### Exercise
Scan the lines below; pull out those with "heading".

### Data to examine
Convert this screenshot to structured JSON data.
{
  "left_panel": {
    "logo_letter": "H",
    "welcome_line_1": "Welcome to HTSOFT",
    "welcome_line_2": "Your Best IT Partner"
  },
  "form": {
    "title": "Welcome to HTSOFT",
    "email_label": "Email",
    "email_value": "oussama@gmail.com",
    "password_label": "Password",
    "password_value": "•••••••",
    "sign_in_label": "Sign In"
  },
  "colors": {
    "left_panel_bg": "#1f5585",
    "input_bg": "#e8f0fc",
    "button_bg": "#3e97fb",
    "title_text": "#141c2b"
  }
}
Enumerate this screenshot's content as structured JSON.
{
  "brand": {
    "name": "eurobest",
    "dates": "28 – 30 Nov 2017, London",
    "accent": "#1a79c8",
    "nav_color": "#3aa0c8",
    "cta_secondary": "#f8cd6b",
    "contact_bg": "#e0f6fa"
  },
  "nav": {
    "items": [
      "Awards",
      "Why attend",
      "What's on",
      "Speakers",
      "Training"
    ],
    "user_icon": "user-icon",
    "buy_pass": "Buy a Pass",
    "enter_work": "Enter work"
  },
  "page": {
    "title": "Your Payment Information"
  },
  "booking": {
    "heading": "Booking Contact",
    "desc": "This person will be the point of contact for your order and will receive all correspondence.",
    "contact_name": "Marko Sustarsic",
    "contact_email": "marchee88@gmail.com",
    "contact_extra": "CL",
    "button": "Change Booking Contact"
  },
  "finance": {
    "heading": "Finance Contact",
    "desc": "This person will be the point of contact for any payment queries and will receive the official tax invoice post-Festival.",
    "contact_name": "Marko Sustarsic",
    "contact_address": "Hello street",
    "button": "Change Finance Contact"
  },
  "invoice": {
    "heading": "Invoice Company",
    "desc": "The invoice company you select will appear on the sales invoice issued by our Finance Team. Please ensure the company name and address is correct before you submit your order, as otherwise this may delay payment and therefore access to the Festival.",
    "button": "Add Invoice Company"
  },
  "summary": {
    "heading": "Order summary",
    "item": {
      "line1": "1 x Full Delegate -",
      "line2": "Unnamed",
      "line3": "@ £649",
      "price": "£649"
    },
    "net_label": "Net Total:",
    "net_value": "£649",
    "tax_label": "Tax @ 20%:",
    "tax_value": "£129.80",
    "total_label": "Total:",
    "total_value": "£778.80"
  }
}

### Task response
    "heading": "Booking Contact",
    "heading": "Finance Contact",
    "heading": "Invoice Company",
    "heading": "Order summary",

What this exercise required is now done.